As we must always bear in mind, it is quite possible that D. tibialis was inadvertently brought to the island by the Portuguese, and we cannot know for certain until we can look at their genetics. But assuming this whip spider got to the island by natural dispersal, its current distribution might represent an example of the Congo as a source path as opposed to the Niger.
Two Possible Distribution Pathways. [C. Pfeiffer construct; RCD GG IV and J. Uyeda GG II phots]
Another possible Niger contribution is the ancestor of Africa’s largest treefrog, Leptopelis palmatus, found only on Príncipe. It’s distribution and that of its presumed closest relative is pictured below.
Leptopelis palmatus and L. macrotis Distributions. [L. Scheinberg constr.]
I have little doubt that both major rivers have contributed to the founding populations of the marvelous endemic biota of the Republic of Sâo Tomé and Príncipe.
Before signing off, here is an update on our opening “nightmare” image, sent by our friend Polly Anderson, who took the photo. I just received it as I was concluding this posting.
We met some guys at Pestana hotel on Friday. They work on the big oil rig in the bay, but surprise – its not an oil rig! It’s the same platform, but there are 2 cranes on it instead. Apparently it is resupplying here and waiting for the arrival of its crew.
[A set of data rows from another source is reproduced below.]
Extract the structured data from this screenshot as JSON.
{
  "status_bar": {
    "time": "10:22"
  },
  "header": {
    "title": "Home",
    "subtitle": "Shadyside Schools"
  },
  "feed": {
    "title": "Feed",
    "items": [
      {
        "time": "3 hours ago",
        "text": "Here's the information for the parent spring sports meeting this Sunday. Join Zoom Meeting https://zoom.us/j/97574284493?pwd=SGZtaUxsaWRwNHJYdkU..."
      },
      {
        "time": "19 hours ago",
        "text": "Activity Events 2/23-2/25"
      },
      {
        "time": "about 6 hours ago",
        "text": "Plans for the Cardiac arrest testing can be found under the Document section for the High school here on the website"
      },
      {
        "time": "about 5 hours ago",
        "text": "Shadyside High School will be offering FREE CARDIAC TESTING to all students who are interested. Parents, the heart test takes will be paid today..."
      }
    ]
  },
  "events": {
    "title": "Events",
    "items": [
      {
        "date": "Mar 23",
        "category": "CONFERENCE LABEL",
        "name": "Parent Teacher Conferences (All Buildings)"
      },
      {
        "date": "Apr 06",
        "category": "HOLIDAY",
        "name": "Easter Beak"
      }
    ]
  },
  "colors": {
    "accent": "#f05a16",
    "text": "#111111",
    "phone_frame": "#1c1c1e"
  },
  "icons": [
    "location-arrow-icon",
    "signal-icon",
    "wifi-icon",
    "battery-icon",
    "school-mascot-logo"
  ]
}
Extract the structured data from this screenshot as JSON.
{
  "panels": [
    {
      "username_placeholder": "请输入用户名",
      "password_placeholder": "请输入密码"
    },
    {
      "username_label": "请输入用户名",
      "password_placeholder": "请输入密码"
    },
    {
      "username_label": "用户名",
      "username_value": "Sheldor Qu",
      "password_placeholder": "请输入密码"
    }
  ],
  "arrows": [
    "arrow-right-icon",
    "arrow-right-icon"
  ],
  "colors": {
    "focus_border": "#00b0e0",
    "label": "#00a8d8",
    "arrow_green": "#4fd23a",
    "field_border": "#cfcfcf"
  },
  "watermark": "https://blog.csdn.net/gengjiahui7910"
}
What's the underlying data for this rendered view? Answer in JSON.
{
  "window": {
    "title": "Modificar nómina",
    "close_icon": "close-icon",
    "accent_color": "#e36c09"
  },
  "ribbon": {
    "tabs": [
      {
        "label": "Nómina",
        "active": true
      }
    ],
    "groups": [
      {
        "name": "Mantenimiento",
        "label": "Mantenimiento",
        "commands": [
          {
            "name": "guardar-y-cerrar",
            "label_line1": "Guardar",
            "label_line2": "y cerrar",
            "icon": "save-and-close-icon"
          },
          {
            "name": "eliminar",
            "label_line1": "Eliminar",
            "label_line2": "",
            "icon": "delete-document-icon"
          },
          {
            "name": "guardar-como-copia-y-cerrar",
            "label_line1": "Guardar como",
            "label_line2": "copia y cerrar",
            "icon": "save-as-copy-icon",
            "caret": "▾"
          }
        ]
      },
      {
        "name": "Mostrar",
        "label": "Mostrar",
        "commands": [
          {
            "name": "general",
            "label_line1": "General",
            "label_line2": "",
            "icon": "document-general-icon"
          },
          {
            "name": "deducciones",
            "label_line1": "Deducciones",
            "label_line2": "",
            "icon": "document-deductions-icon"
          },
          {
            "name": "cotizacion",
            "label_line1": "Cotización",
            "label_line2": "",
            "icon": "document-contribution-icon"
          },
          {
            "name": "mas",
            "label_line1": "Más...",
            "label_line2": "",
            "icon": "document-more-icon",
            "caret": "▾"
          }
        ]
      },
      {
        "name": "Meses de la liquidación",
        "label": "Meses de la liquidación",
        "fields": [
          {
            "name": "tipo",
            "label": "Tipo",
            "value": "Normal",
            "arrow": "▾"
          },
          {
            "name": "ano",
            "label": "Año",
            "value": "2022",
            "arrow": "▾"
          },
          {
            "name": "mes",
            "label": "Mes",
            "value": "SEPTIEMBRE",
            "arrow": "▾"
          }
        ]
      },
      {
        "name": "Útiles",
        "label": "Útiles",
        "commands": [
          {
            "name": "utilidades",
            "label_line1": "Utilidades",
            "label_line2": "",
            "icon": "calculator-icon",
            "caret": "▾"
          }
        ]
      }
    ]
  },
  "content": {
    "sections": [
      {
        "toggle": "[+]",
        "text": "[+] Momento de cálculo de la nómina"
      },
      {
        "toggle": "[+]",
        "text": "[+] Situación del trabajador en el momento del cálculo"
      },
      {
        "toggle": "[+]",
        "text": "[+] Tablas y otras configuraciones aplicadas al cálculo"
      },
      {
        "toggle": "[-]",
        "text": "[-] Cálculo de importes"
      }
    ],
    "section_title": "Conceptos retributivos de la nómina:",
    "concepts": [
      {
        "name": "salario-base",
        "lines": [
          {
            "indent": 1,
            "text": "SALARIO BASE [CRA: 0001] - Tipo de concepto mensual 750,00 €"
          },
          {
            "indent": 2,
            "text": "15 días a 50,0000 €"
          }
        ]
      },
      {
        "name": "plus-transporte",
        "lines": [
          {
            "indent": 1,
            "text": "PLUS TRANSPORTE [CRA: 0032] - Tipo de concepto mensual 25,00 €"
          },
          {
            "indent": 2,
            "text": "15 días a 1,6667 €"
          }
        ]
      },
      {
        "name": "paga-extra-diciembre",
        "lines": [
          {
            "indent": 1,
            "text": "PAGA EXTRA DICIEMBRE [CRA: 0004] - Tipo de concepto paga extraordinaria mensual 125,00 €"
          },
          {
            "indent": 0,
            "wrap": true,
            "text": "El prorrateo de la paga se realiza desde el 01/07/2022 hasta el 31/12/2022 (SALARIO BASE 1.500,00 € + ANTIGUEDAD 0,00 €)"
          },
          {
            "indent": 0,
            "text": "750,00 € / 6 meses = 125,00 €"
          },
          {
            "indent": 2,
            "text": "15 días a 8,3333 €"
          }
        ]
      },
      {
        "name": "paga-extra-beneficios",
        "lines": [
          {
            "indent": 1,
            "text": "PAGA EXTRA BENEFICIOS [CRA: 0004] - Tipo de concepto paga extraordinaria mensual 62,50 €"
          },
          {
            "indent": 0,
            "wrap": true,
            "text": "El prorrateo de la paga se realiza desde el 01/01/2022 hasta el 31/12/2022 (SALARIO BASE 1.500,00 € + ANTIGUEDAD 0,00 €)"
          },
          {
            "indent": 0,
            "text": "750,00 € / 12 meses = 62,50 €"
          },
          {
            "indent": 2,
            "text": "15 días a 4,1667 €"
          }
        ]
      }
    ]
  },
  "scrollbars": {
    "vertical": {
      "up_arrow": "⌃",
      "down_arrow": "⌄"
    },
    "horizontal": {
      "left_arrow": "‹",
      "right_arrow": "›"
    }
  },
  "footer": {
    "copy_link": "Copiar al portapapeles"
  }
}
The guys were flown in here and then will go to the rig and on the 10th it is leaving for Luanda. The rig is going to lay pipes underground in the ocean for BP off the coast of Angola. It has nothing to do with São Tomé, it was just hanging out here to get supplies and its crew
The Parting Shot:
An Endemic Bird Nightmare at Nova Moca [R. Ayres phot. GG IV]
We gratefully acknowledge the support of the G. Lindsay Field Research Fund, Hagey Research Venture Fund of the California Academy of Sciences, the Société de Conservation et Développement (SCD) and Africa’s Eden for logistics, ground transportation and lodging, STePUP of Sao Tome http://www.stepup.st/, Arlindo de Ceita Carvalho, Director General, and Victor Bomfim, Salvador Sousa Pontes and Danilo Barbero of the Ministry of Environment, Republic of São Tomé and Príncipe for permission to export specimens for study, the continued support of Bastien Loloumb of Monte Pico and Faustino Oliviera, Director of the botanical garden at Bom Sucesso. Special thanks for the generosity of private individuals, George G. Breed, Gerry F. Ohrstrom, Timothy M. Muller, Mrs. W. H. V. Brooke, Mr. and Mrs. Michael Murakami, Hon. Richard C. Livermore, Prof. & Mrs. Evan C. Evans III, Velma and Michael Schnoll, and Mr. and Mrs. Robert M. Taylor for helping make these expeditions possible. Tax-deductable donations can be made to “CAS-Gulf of Guinea Fund.”